DATASET EXTRACT
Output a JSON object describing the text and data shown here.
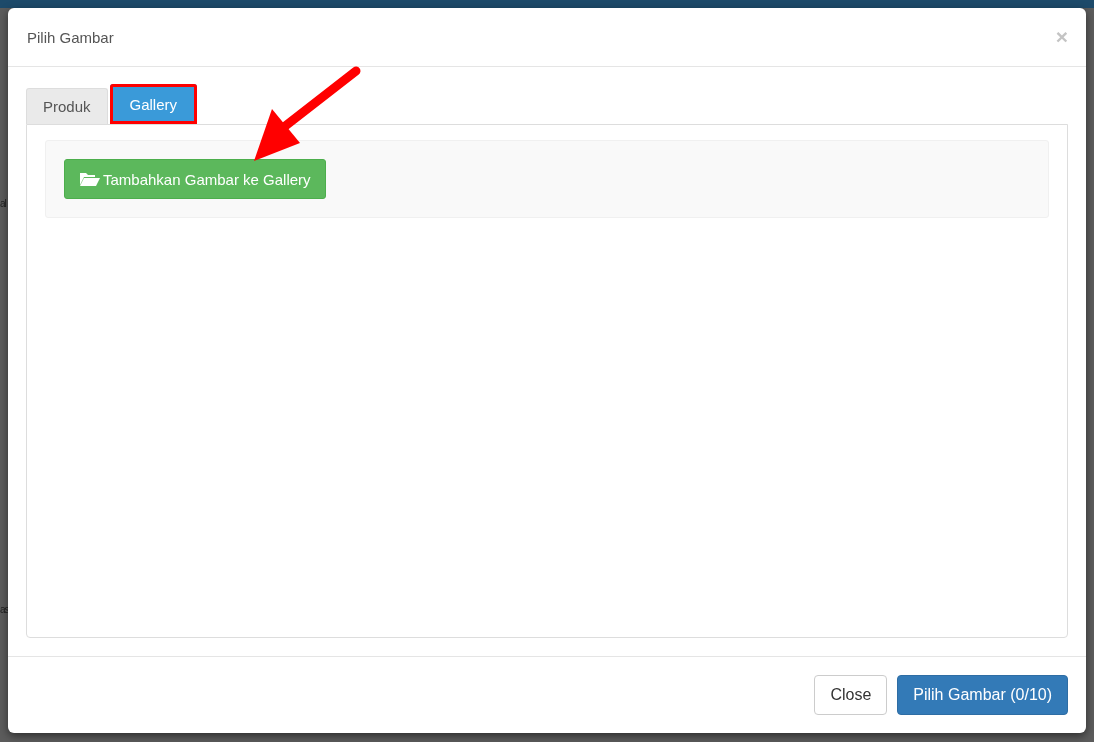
{
  "backdrop": {
    "fragments": [
      "al",
      "as"
    ]
  },
  "dialog": {
    "title": "Pilih Gambar",
    "close_symbol": "×"
  },
  "tabs": [
    {
      "label": "Produk",
      "selected": false,
      "highlighted": false
    },
    {
      "label": "Gallery",
      "selected": true,
      "highlighted": true
    }
  ],
  "panel": {
    "add_button": {
      "label": "Tambahkan Gambar ke Gallery"
    },
    "annotation": {
      "kind": "arrow"
    }
  },
  "footer": {
    "buttons": [
      {
        "label": "Close",
        "kind": "default"
      },
      {
        "label": "Pilih Gambar (0/10)",
        "kind": "primary"
      }
    ]
  }
}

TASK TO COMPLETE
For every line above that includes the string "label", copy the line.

RESPONSE TO THIS TASK
      "label": "Produk",
      "label": "Gallery",
      "label": "Tambahkan Gambar ke Gallery"
        "label": "Close",
        "label": "Pilih Gambar (0/10)",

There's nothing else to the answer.